The global pandemic and resulting social isolation have taken a heavy toll on the human mind, heart, and spirit. Though the strain is difficult for everyone, marginalized communities already dealing with systemic injustice and those with existing mental health challenges have an extra level of distress to contend with. Professional helpers may encounter suicidal clients in any health and human service role, but may not feel confident about how to tell who is most at risk for suicide, how to assess the level of danger, and how to connect someone who is struggling with effective interventions. Broadly relevant to many populations, with special focus on LGBTQ individuals and people living with HIV, this webinar event is designed to help workers build a toolbox of practical skills you can use immediately to support vulnerable people in staying alive and moving towards well.
- Explore the dynamics of suicide among vulnerable populations, including people living with HIV and AIDS.
- Identify key methods and tools for assessing suicide risk with clients
- Describe how to address suicidal ideation and self-harm, boost resilience, and connect clients to specialized care and treatment
- Examine prevalence, disparities, trends, unique risk and protective factors, and culturally-specific support interventions
Kate Bishop, MSSA, the Education Coordinator at the LGBT Health Resource Center of Chase Brexton, is a seasoned professional development trainer with expertise in working with LGBTQ populations, sexual and reproductive health care, adolescent development, intimate partner violence, and sexual trauma.
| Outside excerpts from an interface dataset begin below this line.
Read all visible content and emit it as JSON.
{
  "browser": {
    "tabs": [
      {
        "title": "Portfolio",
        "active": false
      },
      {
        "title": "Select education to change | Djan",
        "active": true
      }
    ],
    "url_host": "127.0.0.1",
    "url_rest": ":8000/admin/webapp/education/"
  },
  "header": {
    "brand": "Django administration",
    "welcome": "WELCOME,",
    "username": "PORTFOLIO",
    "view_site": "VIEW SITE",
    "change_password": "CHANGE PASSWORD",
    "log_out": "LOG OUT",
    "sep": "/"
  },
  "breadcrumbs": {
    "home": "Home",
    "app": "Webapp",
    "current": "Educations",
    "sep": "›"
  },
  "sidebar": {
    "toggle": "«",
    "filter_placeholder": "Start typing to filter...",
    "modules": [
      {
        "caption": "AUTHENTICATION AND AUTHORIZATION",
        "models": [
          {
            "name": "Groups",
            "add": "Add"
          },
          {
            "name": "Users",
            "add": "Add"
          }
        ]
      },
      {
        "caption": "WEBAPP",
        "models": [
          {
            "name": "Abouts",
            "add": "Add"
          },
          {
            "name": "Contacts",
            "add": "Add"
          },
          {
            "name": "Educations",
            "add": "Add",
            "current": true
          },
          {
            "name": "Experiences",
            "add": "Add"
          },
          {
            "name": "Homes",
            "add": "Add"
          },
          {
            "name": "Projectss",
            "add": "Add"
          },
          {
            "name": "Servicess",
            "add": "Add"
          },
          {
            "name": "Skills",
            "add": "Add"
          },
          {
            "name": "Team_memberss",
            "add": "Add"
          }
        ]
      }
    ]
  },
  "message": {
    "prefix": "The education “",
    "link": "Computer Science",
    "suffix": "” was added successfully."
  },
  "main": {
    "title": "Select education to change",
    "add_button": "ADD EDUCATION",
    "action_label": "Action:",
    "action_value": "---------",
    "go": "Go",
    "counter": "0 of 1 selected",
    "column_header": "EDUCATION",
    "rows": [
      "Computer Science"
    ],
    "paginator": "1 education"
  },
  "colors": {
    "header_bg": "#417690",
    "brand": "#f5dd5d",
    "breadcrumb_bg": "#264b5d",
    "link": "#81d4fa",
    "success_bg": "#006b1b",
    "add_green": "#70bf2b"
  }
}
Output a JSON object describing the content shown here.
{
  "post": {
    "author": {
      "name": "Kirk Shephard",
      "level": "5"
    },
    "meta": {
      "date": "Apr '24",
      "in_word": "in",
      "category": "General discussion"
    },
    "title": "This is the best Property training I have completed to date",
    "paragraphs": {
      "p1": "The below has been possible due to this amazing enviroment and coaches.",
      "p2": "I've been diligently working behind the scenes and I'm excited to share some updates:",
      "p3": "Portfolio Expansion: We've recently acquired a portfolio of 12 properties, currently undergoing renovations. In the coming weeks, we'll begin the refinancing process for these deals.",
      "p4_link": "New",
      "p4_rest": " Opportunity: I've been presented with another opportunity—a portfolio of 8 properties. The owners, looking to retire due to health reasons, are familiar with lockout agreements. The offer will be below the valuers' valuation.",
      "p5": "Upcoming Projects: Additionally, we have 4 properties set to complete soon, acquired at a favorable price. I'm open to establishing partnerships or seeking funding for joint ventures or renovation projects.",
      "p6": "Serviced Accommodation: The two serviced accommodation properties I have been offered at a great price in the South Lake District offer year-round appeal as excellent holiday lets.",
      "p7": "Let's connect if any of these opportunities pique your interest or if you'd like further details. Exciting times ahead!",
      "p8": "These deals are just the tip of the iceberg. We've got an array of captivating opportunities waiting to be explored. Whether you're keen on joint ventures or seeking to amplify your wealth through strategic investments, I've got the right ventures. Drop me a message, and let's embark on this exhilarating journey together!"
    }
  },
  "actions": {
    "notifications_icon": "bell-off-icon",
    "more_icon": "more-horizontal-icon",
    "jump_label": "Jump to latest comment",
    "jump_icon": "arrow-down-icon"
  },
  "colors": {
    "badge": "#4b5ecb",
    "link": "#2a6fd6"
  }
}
She is certified as a trainer through GLSEN (Gay, Lesbian and Straight Education Network) as well as SAGE (Services and Advocacy for GLBT Elders). Before joining the Chase Brexton team, she developed the capacity building program at the University of Maryland School of Medicine’s STAR TRACK Adolescent HIV program, providing cultural responsiveness trainings for agencies that serve sexual minority youth of color. Ms. Bishop holds a Bachelor of Arts in Gender Studies from Hiram College and a Masters in Social Work from Case Western Reserve University.